■ Activity ■
Determine how many lines in the data below contain "user" and write only that number.

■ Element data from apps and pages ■

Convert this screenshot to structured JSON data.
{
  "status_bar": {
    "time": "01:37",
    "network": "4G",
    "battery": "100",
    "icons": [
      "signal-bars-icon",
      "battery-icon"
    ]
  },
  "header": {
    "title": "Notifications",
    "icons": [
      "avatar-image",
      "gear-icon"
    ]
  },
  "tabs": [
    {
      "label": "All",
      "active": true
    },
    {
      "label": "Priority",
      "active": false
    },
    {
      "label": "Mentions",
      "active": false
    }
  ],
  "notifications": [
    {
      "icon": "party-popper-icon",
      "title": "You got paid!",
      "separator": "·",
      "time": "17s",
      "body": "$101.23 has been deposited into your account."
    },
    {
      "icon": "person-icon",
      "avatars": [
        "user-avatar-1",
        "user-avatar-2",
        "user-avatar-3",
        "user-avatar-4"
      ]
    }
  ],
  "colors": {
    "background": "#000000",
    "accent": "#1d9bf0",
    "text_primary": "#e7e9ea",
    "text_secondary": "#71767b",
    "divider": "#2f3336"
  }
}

■ Final answer ■
4